[Record excerpts Boundary: Start]
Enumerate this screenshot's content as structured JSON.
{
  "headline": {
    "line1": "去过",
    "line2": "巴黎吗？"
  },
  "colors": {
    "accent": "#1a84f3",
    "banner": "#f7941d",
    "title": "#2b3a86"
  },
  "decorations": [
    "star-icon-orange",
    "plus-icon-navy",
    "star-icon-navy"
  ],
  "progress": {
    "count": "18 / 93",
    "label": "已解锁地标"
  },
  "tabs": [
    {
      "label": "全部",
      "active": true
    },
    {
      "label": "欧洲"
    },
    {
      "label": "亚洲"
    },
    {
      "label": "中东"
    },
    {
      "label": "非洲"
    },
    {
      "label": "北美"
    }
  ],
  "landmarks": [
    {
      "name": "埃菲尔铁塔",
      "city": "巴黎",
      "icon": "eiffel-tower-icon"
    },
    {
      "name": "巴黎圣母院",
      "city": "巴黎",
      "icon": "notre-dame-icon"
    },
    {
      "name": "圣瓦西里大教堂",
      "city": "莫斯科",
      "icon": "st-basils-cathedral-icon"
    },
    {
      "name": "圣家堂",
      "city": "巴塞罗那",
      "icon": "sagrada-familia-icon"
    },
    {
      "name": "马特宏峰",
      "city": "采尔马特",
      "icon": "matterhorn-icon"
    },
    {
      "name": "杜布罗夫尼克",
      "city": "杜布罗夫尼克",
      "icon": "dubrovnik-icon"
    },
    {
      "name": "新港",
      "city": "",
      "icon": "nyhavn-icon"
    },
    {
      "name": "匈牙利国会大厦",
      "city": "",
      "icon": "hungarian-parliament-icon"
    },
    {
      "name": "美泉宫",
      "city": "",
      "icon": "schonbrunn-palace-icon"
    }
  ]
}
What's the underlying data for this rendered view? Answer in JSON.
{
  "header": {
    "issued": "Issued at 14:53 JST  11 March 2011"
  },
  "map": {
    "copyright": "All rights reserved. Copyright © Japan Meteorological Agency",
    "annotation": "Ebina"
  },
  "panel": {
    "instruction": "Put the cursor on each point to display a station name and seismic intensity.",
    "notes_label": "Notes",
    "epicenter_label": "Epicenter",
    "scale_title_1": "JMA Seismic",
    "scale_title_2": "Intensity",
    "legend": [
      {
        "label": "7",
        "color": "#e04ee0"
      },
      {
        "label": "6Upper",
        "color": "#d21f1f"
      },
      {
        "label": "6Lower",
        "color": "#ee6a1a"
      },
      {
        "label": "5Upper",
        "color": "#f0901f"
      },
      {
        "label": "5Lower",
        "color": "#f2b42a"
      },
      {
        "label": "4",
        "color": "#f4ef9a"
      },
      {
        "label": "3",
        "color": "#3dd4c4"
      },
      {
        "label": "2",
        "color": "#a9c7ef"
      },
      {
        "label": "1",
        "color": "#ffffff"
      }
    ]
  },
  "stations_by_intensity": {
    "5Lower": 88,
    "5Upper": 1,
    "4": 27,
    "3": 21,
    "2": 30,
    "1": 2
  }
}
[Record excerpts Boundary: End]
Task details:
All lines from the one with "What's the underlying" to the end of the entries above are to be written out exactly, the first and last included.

Problem solution:
What's the underlying data for this rendered view? Answer in JSON.
{
  "header": {
    "issued": "Issued at 14:53 JST  11 March 2011"
  },
  "map": {
    "copyright": "All rights reserved. Copyright © Japan Meteorological Agency",
    "annotation": "Ebina"
  },
  "panel": {
    "instruction": "Put the cursor on each point to display a station name and seismic intensity.",
    "notes_label": "Notes",
    "epicenter_label": "Epicenter",
    "scale_title_1": "JMA Seismic",
    "scale_title_2": "Intensity",
    "legend": [
      {
        "label": "7",
        "color": "#e04ee0"
      },
      {
        "label": "6Upper",
        "color": "#d21f1f"
      },
      {
        "label": "6Lower",
        "color": "#ee6a1a"
      },
      {
        "label": "5Upper",
        "color": "#f0901f"
      },
      {
        "label": "5Lower",
        "color": "#f2b42a"
      },
      {
        "label": "4",
        "color": "#f4ef9a"
      },
      {
        "label": "3",
        "color": "#3dd4c4"
      },
      {
        "label": "2",
        "color": "#a9c7ef"
      },
      {
        "label": "1",
        "color": "#ffffff"
      }
    ]
  },
  "stations_by_intensity": {
    "5Lower": 88,
    "5Upper": 1,
    "4": 27,
    "3": 21,
    "2": 30,
    "1": 2
  }
}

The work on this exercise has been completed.